Work order: From the entries that follow, extract each line holding the string "should".

────

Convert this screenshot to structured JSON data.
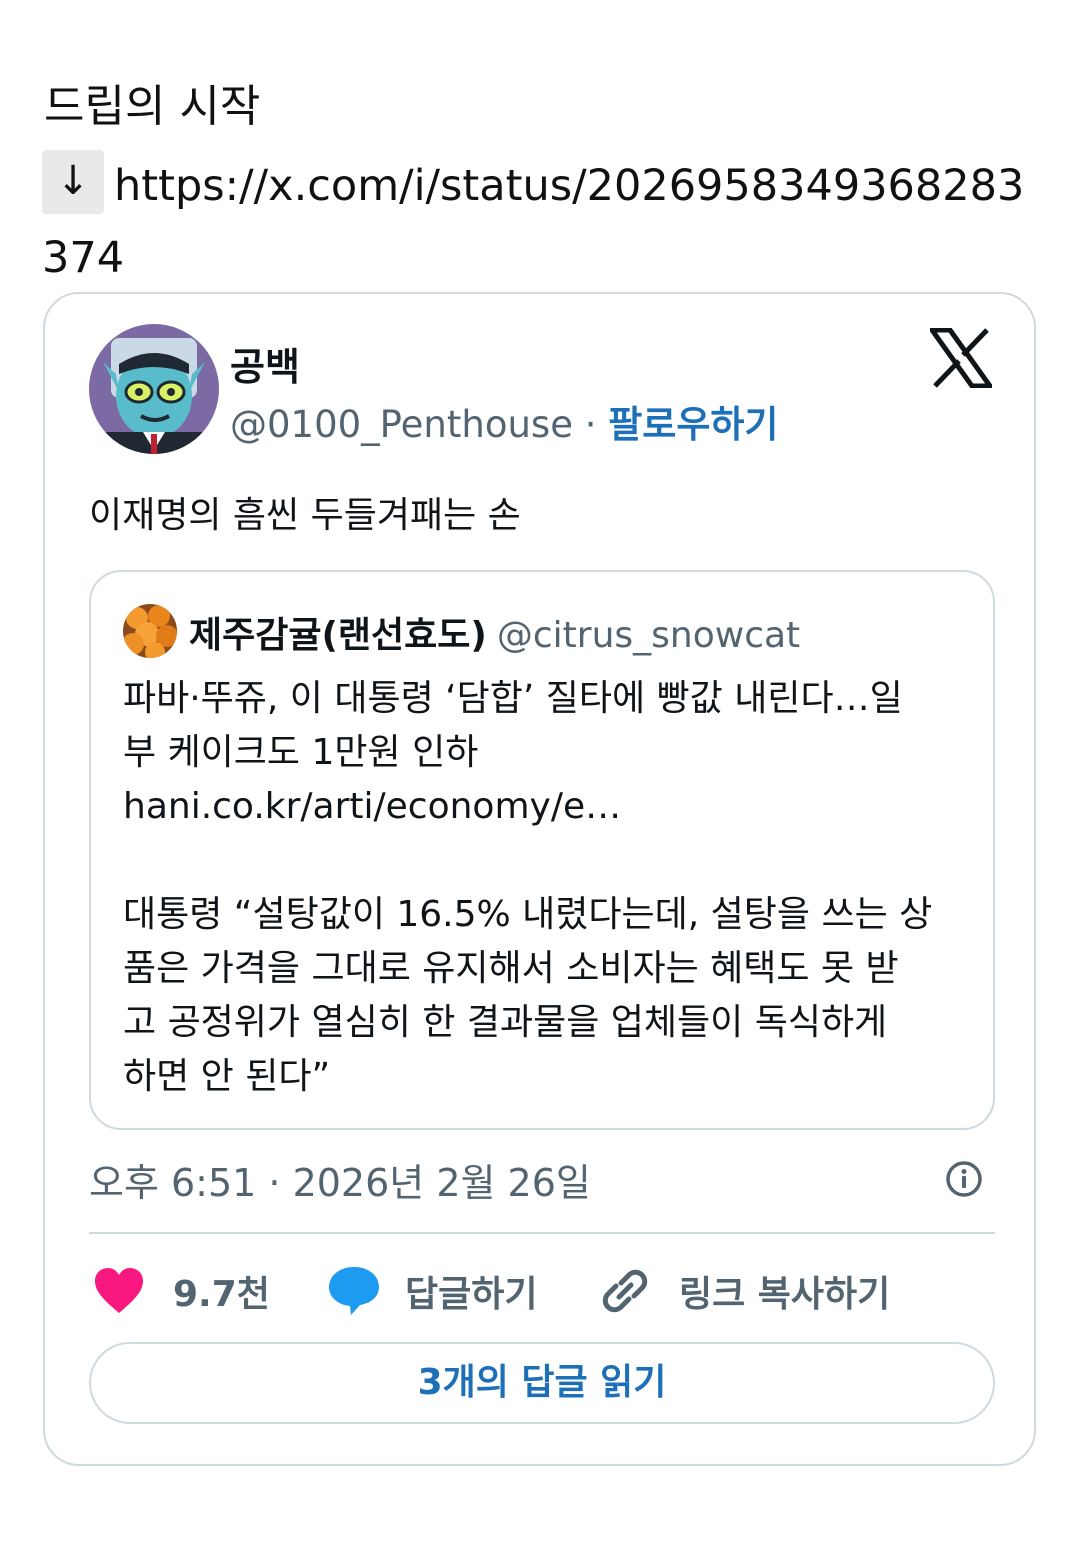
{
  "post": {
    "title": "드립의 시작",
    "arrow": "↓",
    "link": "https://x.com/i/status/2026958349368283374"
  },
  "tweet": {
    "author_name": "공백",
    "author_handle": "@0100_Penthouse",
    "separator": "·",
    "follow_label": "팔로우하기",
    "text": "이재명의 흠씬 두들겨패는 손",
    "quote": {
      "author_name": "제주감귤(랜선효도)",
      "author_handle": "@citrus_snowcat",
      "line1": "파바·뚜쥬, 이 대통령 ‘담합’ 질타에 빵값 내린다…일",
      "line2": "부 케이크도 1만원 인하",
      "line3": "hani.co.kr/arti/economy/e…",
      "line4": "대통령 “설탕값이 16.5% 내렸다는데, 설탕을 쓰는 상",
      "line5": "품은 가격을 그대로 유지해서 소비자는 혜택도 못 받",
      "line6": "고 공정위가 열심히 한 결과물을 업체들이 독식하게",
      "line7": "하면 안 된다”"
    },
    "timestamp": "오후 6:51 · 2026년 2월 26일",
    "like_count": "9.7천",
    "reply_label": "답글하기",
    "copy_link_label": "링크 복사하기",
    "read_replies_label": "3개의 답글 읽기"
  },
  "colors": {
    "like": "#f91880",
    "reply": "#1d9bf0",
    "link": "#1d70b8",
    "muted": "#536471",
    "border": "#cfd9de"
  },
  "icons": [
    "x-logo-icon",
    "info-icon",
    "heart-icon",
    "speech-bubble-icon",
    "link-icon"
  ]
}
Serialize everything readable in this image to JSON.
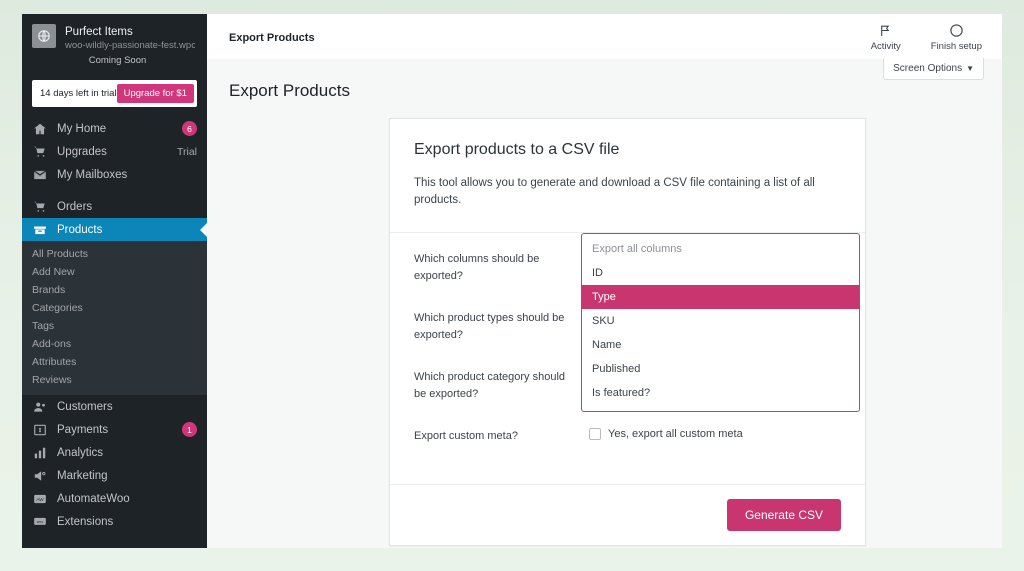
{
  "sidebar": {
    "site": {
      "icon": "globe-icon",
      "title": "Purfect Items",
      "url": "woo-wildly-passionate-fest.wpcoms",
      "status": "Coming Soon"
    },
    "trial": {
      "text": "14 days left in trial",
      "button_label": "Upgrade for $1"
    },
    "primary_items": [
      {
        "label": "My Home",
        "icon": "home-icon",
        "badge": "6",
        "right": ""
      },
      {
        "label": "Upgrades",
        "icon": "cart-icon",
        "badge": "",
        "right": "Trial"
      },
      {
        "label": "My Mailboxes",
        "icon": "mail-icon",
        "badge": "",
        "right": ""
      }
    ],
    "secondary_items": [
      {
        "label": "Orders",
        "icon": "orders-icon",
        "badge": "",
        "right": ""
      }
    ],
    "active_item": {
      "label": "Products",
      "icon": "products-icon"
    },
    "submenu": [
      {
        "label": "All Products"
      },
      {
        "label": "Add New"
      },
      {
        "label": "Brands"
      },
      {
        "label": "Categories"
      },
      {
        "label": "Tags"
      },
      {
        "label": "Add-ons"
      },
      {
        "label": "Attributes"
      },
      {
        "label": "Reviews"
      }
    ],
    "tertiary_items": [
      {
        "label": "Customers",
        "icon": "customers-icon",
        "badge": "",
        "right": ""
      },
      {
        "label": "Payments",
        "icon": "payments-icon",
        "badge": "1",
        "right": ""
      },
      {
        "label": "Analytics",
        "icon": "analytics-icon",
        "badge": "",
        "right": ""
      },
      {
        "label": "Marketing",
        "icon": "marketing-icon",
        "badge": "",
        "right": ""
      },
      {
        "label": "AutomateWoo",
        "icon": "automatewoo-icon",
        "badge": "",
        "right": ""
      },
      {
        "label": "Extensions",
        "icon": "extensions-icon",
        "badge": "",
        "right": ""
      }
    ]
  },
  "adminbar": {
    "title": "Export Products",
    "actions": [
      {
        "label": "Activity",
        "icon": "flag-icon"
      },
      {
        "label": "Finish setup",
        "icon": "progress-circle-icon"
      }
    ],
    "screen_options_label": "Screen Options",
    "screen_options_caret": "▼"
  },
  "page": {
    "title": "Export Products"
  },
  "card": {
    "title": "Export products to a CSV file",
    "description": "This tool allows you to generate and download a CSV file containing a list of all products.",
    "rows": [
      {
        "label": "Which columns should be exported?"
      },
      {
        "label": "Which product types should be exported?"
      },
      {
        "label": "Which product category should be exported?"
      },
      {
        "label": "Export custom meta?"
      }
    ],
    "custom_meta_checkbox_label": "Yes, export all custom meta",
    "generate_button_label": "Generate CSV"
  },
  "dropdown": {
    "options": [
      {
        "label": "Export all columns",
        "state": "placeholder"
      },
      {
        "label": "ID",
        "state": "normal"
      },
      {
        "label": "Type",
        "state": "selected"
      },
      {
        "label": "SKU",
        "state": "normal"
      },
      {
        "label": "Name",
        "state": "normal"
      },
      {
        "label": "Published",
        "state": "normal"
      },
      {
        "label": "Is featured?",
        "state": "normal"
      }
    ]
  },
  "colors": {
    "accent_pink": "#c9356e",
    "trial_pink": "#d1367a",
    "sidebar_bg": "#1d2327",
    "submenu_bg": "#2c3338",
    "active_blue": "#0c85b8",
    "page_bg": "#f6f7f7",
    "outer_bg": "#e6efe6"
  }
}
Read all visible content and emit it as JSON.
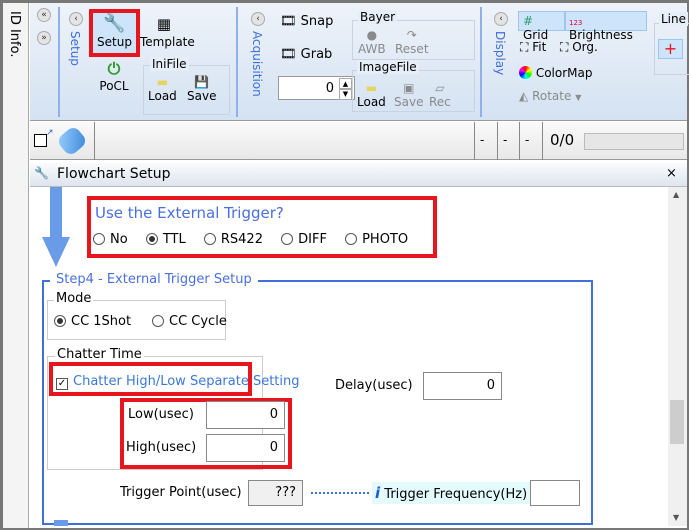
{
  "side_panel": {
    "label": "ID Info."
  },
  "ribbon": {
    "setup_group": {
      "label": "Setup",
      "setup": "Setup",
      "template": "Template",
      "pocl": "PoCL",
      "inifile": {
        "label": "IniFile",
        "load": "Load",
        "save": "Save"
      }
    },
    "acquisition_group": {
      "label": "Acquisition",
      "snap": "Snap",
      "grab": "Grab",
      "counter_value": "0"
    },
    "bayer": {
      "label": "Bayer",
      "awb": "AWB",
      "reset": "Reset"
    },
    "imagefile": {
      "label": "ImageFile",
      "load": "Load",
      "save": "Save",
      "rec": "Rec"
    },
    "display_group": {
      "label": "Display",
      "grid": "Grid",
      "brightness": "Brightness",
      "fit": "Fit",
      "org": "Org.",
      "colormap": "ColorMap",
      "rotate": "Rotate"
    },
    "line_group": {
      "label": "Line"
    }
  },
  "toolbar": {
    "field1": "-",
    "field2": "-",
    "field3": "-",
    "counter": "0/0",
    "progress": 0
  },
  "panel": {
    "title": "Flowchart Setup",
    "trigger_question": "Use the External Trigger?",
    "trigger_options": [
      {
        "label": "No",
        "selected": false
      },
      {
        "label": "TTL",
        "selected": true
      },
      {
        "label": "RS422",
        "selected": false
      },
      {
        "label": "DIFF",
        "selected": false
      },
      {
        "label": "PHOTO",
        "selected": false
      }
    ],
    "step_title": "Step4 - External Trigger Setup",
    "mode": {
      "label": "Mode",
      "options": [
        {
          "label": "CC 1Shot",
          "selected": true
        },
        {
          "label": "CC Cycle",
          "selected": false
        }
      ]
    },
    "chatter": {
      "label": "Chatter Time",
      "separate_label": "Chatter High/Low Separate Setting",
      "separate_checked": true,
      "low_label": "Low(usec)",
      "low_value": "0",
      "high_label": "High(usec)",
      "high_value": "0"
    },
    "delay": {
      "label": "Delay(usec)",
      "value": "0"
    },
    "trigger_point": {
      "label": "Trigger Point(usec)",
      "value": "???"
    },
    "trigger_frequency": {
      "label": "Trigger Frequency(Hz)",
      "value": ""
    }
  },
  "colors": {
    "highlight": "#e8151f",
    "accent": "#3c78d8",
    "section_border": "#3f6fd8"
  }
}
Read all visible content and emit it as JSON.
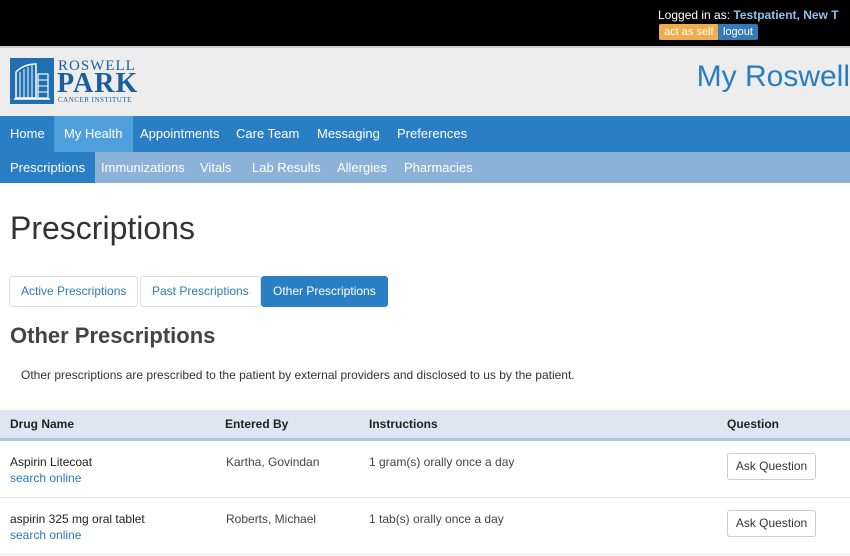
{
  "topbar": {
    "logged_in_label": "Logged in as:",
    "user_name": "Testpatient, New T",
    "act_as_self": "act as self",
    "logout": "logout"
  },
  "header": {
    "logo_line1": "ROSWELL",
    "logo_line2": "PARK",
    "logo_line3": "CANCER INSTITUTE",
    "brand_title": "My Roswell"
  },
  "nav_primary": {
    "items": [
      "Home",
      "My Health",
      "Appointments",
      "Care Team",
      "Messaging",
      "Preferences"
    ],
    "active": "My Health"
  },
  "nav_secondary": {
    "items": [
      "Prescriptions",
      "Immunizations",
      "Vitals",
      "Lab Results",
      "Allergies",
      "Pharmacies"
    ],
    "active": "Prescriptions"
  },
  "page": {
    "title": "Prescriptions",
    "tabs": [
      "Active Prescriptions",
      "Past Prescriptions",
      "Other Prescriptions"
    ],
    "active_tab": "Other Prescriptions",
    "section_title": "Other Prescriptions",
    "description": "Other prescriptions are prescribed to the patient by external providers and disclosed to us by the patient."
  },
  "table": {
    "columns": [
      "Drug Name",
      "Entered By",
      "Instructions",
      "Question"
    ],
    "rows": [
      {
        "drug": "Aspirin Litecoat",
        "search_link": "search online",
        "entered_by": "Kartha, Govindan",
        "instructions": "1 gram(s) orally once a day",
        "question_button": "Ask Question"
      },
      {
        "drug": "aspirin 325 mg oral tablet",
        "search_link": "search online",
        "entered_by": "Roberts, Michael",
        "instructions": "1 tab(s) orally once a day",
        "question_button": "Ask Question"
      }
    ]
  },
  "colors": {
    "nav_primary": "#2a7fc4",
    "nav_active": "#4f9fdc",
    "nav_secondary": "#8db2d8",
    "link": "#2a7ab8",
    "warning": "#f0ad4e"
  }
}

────

Problem solution:
        "label": "Which columns should be exported?"
        "label": "Which product types should be exported?"
        "label": "Which product category should be exported?"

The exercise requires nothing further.